The benefits of an effective ERP system are known (and appreciated) by companies all over the world. In fact, the global ERP market is expected to grow to $60.23 billion by 2026. The rise of advanced technology, data analytics, AI, and the IoT, coupled with increased global competition, has driven a need for more transparency in business processes and more robust data collection. Companies have responded by investing in new ERP software that meets those needs or by upgrading their current systems to incorporate new features and capabilities.
When selecting a new enterprise resource planning (ERP) system, one of the most critical factors in your decision will be whether you choose on-premise ERP or cloud deployment.
Cloud-based ERP systems are more common than ever before. Today, nearly every ERP vendor offers some form of cloud deployment option, and some have ditched their on-premise ERP offerings altogether.
Cloud-based software, also known as Software-as-a-Service (SaaS), is hosted on the vendor’s servers and accessed through a web browser.
On-premise software is installed locally, on a company’s own computers and servers.
Advantages and disadvantages of cloud ERPs
Security is often the top concern for prospective ERP buyers. Small wonder, considering the critical information stored in an ERP system—including company financials, corporate trade secrets, employee information, client lists, and more.

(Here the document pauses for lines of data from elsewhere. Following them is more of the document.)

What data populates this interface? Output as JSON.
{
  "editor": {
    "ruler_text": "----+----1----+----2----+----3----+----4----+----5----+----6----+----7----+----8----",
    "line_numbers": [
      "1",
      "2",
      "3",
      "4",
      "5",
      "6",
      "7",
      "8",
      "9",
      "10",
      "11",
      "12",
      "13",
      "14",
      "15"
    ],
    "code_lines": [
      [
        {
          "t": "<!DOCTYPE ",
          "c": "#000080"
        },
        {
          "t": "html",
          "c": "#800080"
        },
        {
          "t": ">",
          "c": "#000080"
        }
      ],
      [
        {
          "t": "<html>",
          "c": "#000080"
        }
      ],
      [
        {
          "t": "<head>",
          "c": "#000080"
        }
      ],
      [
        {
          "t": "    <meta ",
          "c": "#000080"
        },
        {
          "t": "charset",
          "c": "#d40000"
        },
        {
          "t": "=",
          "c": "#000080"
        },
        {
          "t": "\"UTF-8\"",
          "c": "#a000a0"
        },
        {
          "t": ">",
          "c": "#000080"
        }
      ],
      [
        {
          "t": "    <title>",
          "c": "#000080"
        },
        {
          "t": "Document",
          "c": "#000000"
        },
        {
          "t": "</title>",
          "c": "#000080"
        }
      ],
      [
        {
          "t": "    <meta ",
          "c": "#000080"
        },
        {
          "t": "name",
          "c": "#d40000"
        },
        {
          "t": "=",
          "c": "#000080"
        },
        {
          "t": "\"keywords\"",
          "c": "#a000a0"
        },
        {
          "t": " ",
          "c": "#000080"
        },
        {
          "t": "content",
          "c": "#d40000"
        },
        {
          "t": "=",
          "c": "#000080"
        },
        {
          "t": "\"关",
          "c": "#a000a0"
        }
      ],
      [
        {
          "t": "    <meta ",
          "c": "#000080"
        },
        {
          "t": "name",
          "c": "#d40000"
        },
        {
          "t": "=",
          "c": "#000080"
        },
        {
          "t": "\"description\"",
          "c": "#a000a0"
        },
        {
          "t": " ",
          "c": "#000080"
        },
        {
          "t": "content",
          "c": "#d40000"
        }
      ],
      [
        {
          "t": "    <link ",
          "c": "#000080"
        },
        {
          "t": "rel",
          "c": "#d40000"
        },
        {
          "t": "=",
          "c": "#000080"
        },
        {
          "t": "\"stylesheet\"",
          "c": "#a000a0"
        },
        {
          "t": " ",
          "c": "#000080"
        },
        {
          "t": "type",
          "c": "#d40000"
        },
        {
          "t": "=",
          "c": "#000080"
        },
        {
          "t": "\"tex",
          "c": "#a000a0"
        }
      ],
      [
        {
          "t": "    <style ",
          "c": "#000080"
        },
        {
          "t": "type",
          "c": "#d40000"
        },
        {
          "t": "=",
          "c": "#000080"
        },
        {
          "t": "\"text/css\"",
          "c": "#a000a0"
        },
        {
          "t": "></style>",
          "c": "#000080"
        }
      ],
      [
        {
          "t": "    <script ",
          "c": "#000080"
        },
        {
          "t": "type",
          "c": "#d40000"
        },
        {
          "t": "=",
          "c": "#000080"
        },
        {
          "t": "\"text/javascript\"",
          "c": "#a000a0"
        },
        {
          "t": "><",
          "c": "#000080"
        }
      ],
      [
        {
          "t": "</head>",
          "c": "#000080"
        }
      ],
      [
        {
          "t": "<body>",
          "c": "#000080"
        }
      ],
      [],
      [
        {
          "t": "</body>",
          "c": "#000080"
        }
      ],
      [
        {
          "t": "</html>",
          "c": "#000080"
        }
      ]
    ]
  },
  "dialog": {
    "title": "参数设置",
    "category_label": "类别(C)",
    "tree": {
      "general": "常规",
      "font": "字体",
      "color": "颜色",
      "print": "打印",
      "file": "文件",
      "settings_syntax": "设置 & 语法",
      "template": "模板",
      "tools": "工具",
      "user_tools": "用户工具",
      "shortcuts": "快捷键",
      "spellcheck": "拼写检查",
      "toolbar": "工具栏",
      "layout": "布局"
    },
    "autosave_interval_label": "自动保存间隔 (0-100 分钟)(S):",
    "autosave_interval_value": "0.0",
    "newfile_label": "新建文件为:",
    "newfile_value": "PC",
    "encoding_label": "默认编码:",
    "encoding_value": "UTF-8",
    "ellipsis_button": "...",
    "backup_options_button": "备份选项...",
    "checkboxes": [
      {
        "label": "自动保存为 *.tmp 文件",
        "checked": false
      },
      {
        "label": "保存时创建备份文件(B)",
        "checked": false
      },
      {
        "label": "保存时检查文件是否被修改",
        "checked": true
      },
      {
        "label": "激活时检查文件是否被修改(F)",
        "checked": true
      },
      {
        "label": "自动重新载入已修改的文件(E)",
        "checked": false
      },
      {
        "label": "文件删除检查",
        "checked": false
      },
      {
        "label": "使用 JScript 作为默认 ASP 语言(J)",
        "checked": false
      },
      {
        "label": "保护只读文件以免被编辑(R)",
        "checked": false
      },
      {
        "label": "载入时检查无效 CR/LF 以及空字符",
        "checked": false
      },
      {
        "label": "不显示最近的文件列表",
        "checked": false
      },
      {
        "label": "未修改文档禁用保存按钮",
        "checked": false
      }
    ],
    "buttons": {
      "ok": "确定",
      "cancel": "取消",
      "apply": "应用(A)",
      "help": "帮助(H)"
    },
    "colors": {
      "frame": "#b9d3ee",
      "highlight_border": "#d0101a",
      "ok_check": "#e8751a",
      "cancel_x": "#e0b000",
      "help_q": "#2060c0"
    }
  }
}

But while buyers once were wary about the security of cloud-based software, many are becoming less skeptical today (evidenced by the adoption rates above).
Reputable cloud vendors have strict standards in place to keep data safe. To further ease concerns, prospective buyers can seek a third-party security audit of a vendor they're considering. This can be especially useful if the vendor is less well-known.
Most cloud systems enable easy mobile accessibility, and many even offer native mobile apps. But this ease of access also comes with greater security considerations, especially if employees are accessing company files on their personal mobile devices.
Similarly, more accessibility means less customization—and cloud ERPs offer less flexibility for businesses that seek to tailor their system to their hearts’ content. But organizations with less specialized needs, such as general consulting firms, can get by just fine with a cloud system's out-of-the-box capabilities.
Advantages and disadvantages of on-premise ERPs
You’ll typically find many of the same features in an on-premise ERP system. However, there are a few notable differences between the two deployment strategies.
In general, on-premise systems are much easier to modify. The ability to customize to their specific needs and requirements is paramount for many organizations, especially in niche industries, such as specialized manufacturers with unique processes.
On-premise ERPs put more control in the hands of the organization, up to and including the security of its data. It’s therefore essential that a business be capable of safeguarding an ERP's most sensitive information.
Mobile accessibility can pose an issue for on-premise deployments. These often require a third-party client to communicate between a mobile device and the on-premise software. It's definitely not an insurmountable problem, but it can be a pain point.